Eva Guldanová remembers standing on the uneven cobblestones of the Bratislava old town square on a cold night in November 1989, her ears filled with the jubilant rattle of thousands of keys.
The people of the country then known as Czechoslovakia were ringing in their freedom from communist rule.
“I was only 12, and I didn’t really understand what it was all about,” she says. “But I knew a change was coming, and something very important was happening.”
Soon Eva would be baptized, a formerly subversive and dangerous act in her country. And by the end of her high school years she felt the first yearnings to go deeper into her fledging faith.
Her parents encouraged her to pursue physics in her university studies, but Eva wondered if she might be hearing a different call.
“(I decided) that if I still felt the desire to devote my life to the service of the church, I would follow that call and go to seminary.”
Today Eva is a third-year Ph.D. student at the Lutheran School of Theology at Chicago. In spring 2012, she will take her two final courses and “then plunge into writing my dissertation,” she says.
“I hope to write about the theme of baptism in early church writings and how it relates with ecclesiology — the theological understanding of the Christian church,” says Eva, adding that this is also a topic in the current round of international dialogue between Lutherans and Catholics.
“Research and writing on this topic will help me be on the cutting edge of ecumenism,” she says.
Promoting Christian unity and ecumenism are among some of Eva’s passions. And her studies in the United States have helped her live out these passions.
“I have been able to journey toward my dream: serving our Lord as an instrument of reconciliation and bringing about unity among Christian churches.”
Eva is a recipient of an ELCA International Leadership Development Scholarship, which is awarded to promising young leaders from global Lutheran partners. And in April 2011, she also won a student contest hosted by the National Workshop on Christian Unity.
“I felt both proud and humiliated that my (entry) was chosen as the best ecumenical sermon. It was a great affirmation for me in my vocation. I am very grateful to the ELCA and to the Lutheran Ecumenical Representativeness Network for giving me the opportunity to take part in the National Workshop on Christian Unity,” says Eva.
After seminary, Eva plans to return home.
“I love Slovakia. I love my home church, my culture and my people. I feel called to serve as a pastor there, and I look forward to building ecumenical relationships on a grassroots level,” she says.

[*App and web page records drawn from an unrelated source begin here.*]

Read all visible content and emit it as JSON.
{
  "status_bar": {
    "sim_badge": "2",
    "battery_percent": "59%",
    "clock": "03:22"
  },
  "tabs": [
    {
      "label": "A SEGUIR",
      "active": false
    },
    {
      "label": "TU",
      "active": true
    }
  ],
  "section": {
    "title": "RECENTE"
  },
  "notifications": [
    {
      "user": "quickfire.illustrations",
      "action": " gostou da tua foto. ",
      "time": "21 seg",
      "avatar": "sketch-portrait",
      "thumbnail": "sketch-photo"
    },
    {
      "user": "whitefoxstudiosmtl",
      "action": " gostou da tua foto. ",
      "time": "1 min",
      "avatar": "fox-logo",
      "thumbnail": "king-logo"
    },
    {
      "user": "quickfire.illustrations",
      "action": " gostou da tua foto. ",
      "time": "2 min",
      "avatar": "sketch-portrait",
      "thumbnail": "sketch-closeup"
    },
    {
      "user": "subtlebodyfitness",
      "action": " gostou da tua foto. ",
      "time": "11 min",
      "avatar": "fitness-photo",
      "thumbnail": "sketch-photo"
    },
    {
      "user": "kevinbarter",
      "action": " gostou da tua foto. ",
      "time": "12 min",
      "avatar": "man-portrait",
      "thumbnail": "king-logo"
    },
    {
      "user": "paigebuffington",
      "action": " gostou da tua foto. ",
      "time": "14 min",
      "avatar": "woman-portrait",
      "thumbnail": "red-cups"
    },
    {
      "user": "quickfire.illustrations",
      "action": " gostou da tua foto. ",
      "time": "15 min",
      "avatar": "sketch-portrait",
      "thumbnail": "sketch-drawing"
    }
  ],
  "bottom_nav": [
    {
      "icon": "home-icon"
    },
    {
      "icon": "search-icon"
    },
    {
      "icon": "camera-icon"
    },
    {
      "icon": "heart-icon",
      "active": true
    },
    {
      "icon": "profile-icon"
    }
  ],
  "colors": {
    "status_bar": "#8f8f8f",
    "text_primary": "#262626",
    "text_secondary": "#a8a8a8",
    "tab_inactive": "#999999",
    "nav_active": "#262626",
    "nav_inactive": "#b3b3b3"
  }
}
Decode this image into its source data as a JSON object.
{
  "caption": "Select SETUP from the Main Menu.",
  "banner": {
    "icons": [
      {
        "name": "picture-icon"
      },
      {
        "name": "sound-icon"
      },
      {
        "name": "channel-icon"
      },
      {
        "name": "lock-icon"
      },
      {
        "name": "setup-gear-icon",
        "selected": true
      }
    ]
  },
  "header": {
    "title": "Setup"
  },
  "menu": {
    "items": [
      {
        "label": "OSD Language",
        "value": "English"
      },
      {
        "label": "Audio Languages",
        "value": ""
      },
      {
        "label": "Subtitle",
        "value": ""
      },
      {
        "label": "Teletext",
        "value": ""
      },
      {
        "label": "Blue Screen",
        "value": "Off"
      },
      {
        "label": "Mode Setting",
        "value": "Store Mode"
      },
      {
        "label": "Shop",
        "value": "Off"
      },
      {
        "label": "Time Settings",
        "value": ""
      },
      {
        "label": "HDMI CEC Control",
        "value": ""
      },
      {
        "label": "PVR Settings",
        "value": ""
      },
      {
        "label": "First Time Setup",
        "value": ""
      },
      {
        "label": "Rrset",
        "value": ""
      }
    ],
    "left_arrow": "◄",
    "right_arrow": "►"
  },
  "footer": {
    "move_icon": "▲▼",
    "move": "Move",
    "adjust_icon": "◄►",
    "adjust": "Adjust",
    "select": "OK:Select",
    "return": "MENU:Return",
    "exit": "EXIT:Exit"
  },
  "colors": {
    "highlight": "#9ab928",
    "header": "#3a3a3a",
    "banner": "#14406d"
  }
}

“I would also be glad to teach at the seminary, if this is the ministry my church calls me to, and I also dream of one day working full time in the ecumenical field.”
For this former child of communism, there is also beauty in diversity.
“For me, two things are central: courage and love — courage to overcome fears, anxieties and boundaries deep within us, and love to see the beauty in the other.
“To see a human being created out of God’s love in every person requires humility and patient listening. And it needs a lot of prayer.”